Macdonald Wright Architects is an east London architectural practice specialising in well-designed, low energy buildings.

Founded by James Macdonald Wright in 2005, the practice is best known for sensitively marrying high sustainability with cutting-edge design, while taking inspiration from regional vernacular forms and materials.

Macdonald Wright Architects works both alone and in collaboration with other practices when delivering larger projects. Commissions vary in scale from individual pieces of furniture to large country houses and public buildings.

In 2017 Macdonald Wright led the team which won a number of awards including the 2017 RIBA House of the Year.

James Macdonald Wright

James Macdonald Wright has been strongly influenced by exploration of craft based arts and in particular the work of ceramicists. While still at school, Wright worked for the ceramicist Hans Coper and his wife Jane, sparking a lifelong interest in the design and construction of furniture and space. The work of Coper, and his contemporary Lucie Rie, continue to influence Wright’s pristine aesthetic.

Wright graduated with a 1st class degree in Architecture from Huddersfield, taking a diploma at The Bartlett UCL before becoming a Chartered Architect in 1997.

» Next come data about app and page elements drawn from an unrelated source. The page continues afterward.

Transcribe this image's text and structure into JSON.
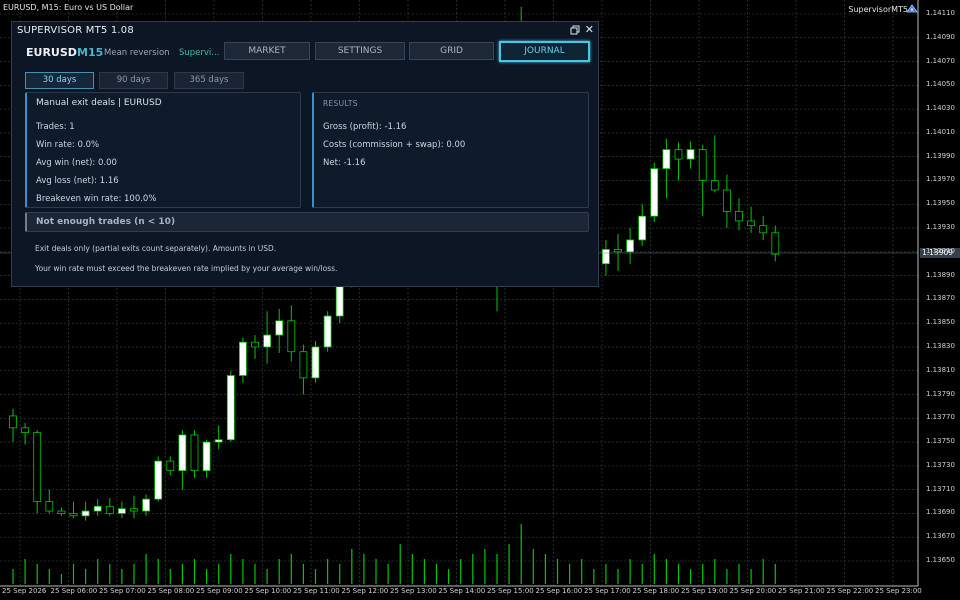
{
  "chart": {
    "caption": "EURUSD, M15:  Euro vs US Dollar",
    "ea_name": "SupervisorMT5",
    "current_price": "1.13909",
    "price_ticks": [
      "1.14110",
      "1.14090",
      "1.14070",
      "1.14050",
      "1.14030",
      "1.14010",
      "1.13990",
      "1.13970",
      "1.13950",
      "1.13930",
      "1.13910",
      "1.13890",
      "1.13870",
      "1.13850",
      "1.13830",
      "1.13810",
      "1.13790",
      "1.13770",
      "1.13750",
      "1.13730",
      "1.13710",
      "1.13690",
      "1.13670",
      "1.13650"
    ],
    "time_ticks": [
      "25 Sep 2026",
      "25 Sep 06:00",
      "25 Sep 07:00",
      "25 Sep 08:00",
      "25 Sep 09:00",
      "25 Sep 10:00",
      "25 Sep 11:00",
      "25 Sep 12:00",
      "25 Sep 13:00",
      "25 Sep 14:00",
      "25 Sep 15:00",
      "25 Sep 16:00",
      "25 Sep 17:00",
      "25 Sep 18:00",
      "25 Sep 19:00",
      "25 Sep 20:00",
      "25 Sep 21:00",
      "25 Sep 22:00",
      "25 Sep 23:00"
    ],
    "colors": {
      "background": "#000000",
      "grid": "#3a4a40",
      "up_body": "#ffffff",
      "down_body": "#000000",
      "wick": "#00c800",
      "volume": "#00c800",
      "price_tag": "#35404a"
    },
    "candles": [
      [
        1.13772,
        1.13778,
        1.1375,
        1.13762
      ],
      [
        1.13762,
        1.13766,
        1.13748,
        1.13758
      ],
      [
        1.13758,
        1.1376,
        1.1369,
        1.137
      ],
      [
        1.137,
        1.1371,
        1.1369,
        1.13692
      ],
      [
        1.13692,
        1.13695,
        1.13688,
        1.1369
      ],
      [
        1.1369,
        1.137,
        1.13686,
        1.13688
      ],
      [
        1.13688,
        1.137,
        1.13684,
        1.13692
      ],
      [
        1.13692,
        1.13702,
        1.13688,
        1.13696
      ],
      [
        1.13696,
        1.13703,
        1.13688,
        1.1369
      ],
      [
        1.1369,
        1.137,
        1.13686,
        1.13694
      ],
      [
        1.13694,
        1.13705,
        1.13686,
        1.13692
      ],
      [
        1.13692,
        1.13706,
        1.13688,
        1.13702
      ],
      [
        1.13702,
        1.13738,
        1.137,
        1.13734
      ],
      [
        1.13734,
        1.13738,
        1.13722,
        1.13726
      ],
      [
        1.13726,
        1.1376,
        1.1371,
        1.13756
      ],
      [
        1.13756,
        1.1376,
        1.1372,
        1.13726
      ],
      [
        1.13726,
        1.13752,
        1.1372,
        1.1375
      ],
      [
        1.1375,
        1.13764,
        1.13744,
        1.13752
      ],
      [
        1.13752,
        1.1381,
        1.1375,
        1.13806
      ],
      [
        1.13806,
        1.13838,
        1.138,
        1.13834
      ],
      [
        1.13834,
        1.1384,
        1.1382,
        1.1383
      ],
      [
        1.1383,
        1.1386,
        1.13816,
        1.1384
      ],
      [
        1.1384,
        1.13862,
        1.13825,
        1.13852
      ],
      [
        1.13852,
        1.13865,
        1.13818,
        1.13826
      ],
      [
        1.13826,
        1.13832,
        1.1379,
        1.13804
      ],
      [
        1.13804,
        1.13835,
        1.138,
        1.1383
      ],
      [
        1.1383,
        1.1386,
        1.13826,
        1.13856
      ],
      [
        1.13856,
        1.1389,
        1.1385,
        1.13884
      ],
      [
        1.13884,
        1.14,
        1.1388,
        1.1396
      ],
      [
        1.1396,
        1.1399,
        1.13935,
        1.13982
      ],
      [
        1.13982,
        1.1402,
        1.1396,
        1.1397
      ],
      [
        1.1397,
        1.14005,
        1.13955,
        1.13998
      ],
      [
        1.13998,
        1.1404,
        1.1399,
        1.1403
      ],
      [
        1.1403,
        1.14045,
        1.13955,
        1.1396
      ],
      [
        1.1396,
        1.13992,
        1.1395,
        1.13972
      ],
      [
        1.13972,
        1.1402,
        1.1396,
        1.13986
      ],
      [
        1.13986,
        1.13996,
        1.13975,
        1.1398
      ],
      [
        1.1398,
        1.1399,
        1.1396,
        1.13978
      ],
      [
        1.13978,
        1.1399,
        1.13915,
        1.13918
      ],
      [
        1.13918,
        1.13996,
        1.13905,
        1.1399
      ],
      [
        1.1399,
        1.14058,
        1.1386,
        1.13992
      ],
      [
        1.13992,
        1.14062,
        1.13985,
        1.14064
      ],
      [
        1.14064,
        1.14116,
        1.13985,
        1.1399
      ],
      [
        1.1399,
        1.14,
        1.1395,
        1.1398
      ],
      [
        1.1398,
        1.1399,
        1.1393,
        1.13944
      ],
      [
        1.13944,
        1.1396,
        1.1392,
        1.13926
      ],
      [
        1.13926,
        1.1394,
        1.1389,
        1.139
      ],
      [
        1.139,
        1.1392,
        1.1389,
        1.13895
      ],
      [
        1.13895,
        1.1391,
        1.13886,
        1.139
      ],
      [
        1.139,
        1.1392,
        1.1389,
        1.13912
      ],
      [
        1.13912,
        1.13925,
        1.13894,
        1.1391
      ],
      [
        1.1391,
        1.1393,
        1.139,
        1.1392
      ],
      [
        1.1392,
        1.1395,
        1.13915,
        1.1394
      ],
      [
        1.1394,
        1.13985,
        1.13935,
        1.1398
      ],
      [
        1.1398,
        1.14005,
        1.13955,
        1.13996
      ],
      [
        1.13996,
        1.14002,
        1.1397,
        1.13988
      ],
      [
        1.13988,
        1.14003,
        1.1398,
        1.13996
      ],
      [
        1.13996,
        1.14,
        1.1394,
        1.1397
      ],
      [
        1.1397,
        1.14008,
        1.1396,
        1.13962
      ],
      [
        1.13962,
        1.13975,
        1.1393,
        1.13944
      ],
      [
        1.13944,
        1.13955,
        1.13928,
        1.13936
      ],
      [
        1.13936,
        1.13948,
        1.13926,
        1.13932
      ],
      [
        1.13932,
        1.1394,
        1.1392,
        1.13926
      ],
      [
        1.13926,
        1.13932,
        1.13902,
        1.13908
      ]
    ],
    "volumes": [
      3,
      5,
      4,
      3,
      2,
      4,
      3,
      5,
      4,
      3,
      4,
      6,
      5,
      3,
      4,
      5,
      3,
      4,
      6,
      5,
      4,
      3,
      5,
      6,
      4,
      3,
      5,
      4,
      7,
      6,
      5,
      4,
      8,
      6,
      5,
      4,
      3,
      5,
      6,
      7,
      6,
      8,
      12,
      7,
      6,
      5,
      4,
      5,
      3,
      4,
      3,
      5,
      4,
      6,
      5,
      4,
      3,
      4,
      5,
      3,
      4,
      3,
      5,
      4
    ]
  },
  "panel": {
    "title": "SUPERVISOR MT5  1.08",
    "header": {
      "symbol": "EURUSD",
      "timeframe": "M15",
      "strategy": "Mean reversion",
      "supervisor": "Supervi..."
    },
    "tabs": [
      "MARKET",
      "SETTINGS",
      "GRID",
      "JOURNAL"
    ],
    "active_tab": "JOURNAL",
    "ranges": [
      "30 days",
      "90 days",
      "365 days"
    ],
    "active_range": "30 days",
    "stats": {
      "title": "Manual exit deals | EURUSD",
      "lines": [
        "Trades: 1",
        "Win rate: 0.0%",
        "Avg win (net): 0.00",
        "Avg loss (net): 1.16",
        "Breakeven win rate: 100.0%"
      ]
    },
    "results": {
      "title": "RESULTS",
      "lines": [
        "Gross (profit): -1.16",
        "Costs (commission + swap): 0.00",
        "Net: -1.16"
      ]
    },
    "banner": "Not enough trades (n < 10)",
    "footnotes": [
      "Exit deals only (partial exits count separately). Amounts in USD.",
      "Your win rate must exceed the breakeven rate implied by your average win/loss."
    ],
    "colors": {
      "accent": "#47c6e8",
      "card_border": "#3a8fd0",
      "supervisor": "#3dc0a0",
      "timeframe": "#48b7c9"
    }
  }
}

While at the Bartlett, Wright joined Ellis Williams Architects, becoming an associate in 1998, with projects including the Baltic Gallery in Gateshead. In 2001, Wright started working as an independent consultant for a number of clients before founding Macdonald Wright Architects in 2005.